The words of psychiatrist Carl Jung captures the essence of the backpacker’s experience: One looks out and surrenders all self-importance.

Although there is much in nature that engages our spirit with its beauty, the stars, by offering us a peek into the expanse of the universe, stand out as instigators of spirituality. After all, who can gaze into the heavens and contemplate the universe without feeling some measure of awe and wonder, and for some, connection?

When a man stares at the stars, wrote Ralph Waldo Emerson in 1831, he becomes aware of his separateness from the material world.

To end the discussion of beauty in nature, and this post, I have chosen to reproduce here the blog post, Nature’s Beauty, written by Robert Folzenlogen, May 15, 2009.

I believe this offers an interesting and expansive perspective on nature’s beauty, one that I wanted to share with you.

Nature’s Beauty

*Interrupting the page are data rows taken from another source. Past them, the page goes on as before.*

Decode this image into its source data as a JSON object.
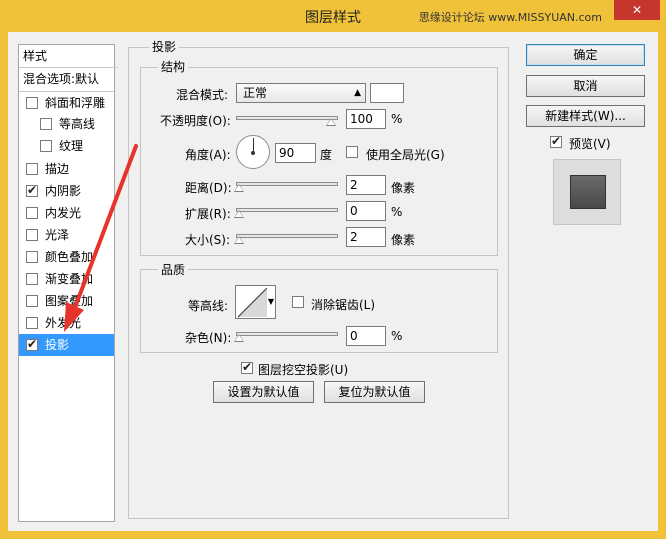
{
  "window": {
    "title": "图层样式",
    "watermark": "思缘设计论坛 www.MISSYUAN.com",
    "close_glyph": "✕"
  },
  "left_panel": {
    "header": "样式",
    "blend_options": "混合选项:默认",
    "items": [
      {
        "label": "斜面和浮雕",
        "checked": false
      },
      {
        "label": "等高线",
        "checked": false
      },
      {
        "label": "纹理",
        "checked": false
      },
      {
        "label": "描边",
        "checked": false
      },
      {
        "label": "内阴影",
        "checked": true
      },
      {
        "label": "内发光",
        "checked": false
      },
      {
        "label": "光泽",
        "checked": false
      },
      {
        "label": "颜色叠加",
        "checked": false
      },
      {
        "label": "渐变叠加",
        "checked": false
      },
      {
        "label": "图案叠加",
        "checked": false
      },
      {
        "label": "外发光",
        "checked": false
      },
      {
        "label": "投影",
        "checked": true,
        "selected": true
      }
    ]
  },
  "drop_shadow": {
    "section_title": "投影",
    "structure": {
      "title": "结构",
      "blend_mode_label": "混合模式:",
      "blend_mode_value": "正常",
      "blend_color": "#ffffff",
      "opacity_label": "不透明度(O):",
      "opacity_value": "100",
      "opacity_unit": "%",
      "opacity_fraction": 1.0,
      "angle_label": "角度(A):",
      "angle_value": "90",
      "angle_unit": "度",
      "global_light_label": "使用全局光(G)",
      "global_light_checked": false,
      "distance_label": "距离(D):",
      "distance_value": "2",
      "distance_unit": "像素",
      "distance_fraction": 0.0,
      "spread_label": "扩展(R):",
      "spread_value": "0",
      "spread_unit": "%",
      "spread_fraction": 0.0,
      "size_label": "大小(S):",
      "size_value": "2",
      "size_unit": "像素",
      "size_fraction": 0.0
    },
    "quality": {
      "title": "品质",
      "contour_label": "等高线:",
      "anti_alias_label": "消除锯齿(L)",
      "anti_alias_checked": false,
      "noise_label": "杂色(N):",
      "noise_value": "0",
      "noise_unit": "%",
      "noise_fraction": 0.0
    },
    "knockout_label": "图层挖空投影(U)",
    "knockout_checked": true,
    "make_default": "设置为默认值",
    "reset_default": "复位为默认值"
  },
  "right_panel": {
    "ok": "确定",
    "cancel": "取消",
    "new_style": "新建样式(W)...",
    "preview_label": "预览(V)",
    "preview_checked": true
  },
  "colors": {
    "window_frame": "#f0c23a",
    "selection": "#3399ff",
    "annotation_arrow": "#e8332a"
  }
}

For most humans, the beauty of nature is represented by spectacular sunsets, magnificent vistas, colorful foliage and graceful wildlife. But her true beauty lies in her diversity and in both the interrelationship and interdependence of her physical forces, chemical processes, biologic systems and countless life forms. Nature is both evolution and extinction, life and death, growth and decay. She is a mosaic of heat and cold, light and darkness, fragility and awesome power. Nature offers sunshine and hurricanes, swans and maggots, rain forests and pond scum, whales and bacteria, distant galaxies and the molecules of life. Nature is neither good nor bad, benevolent nor judgmental, sentimental nor discriminatory. We enjoy her gifts and are subject to her whims. We are, after all, a component of her beauty, just like the golden eagle and the dung beetle.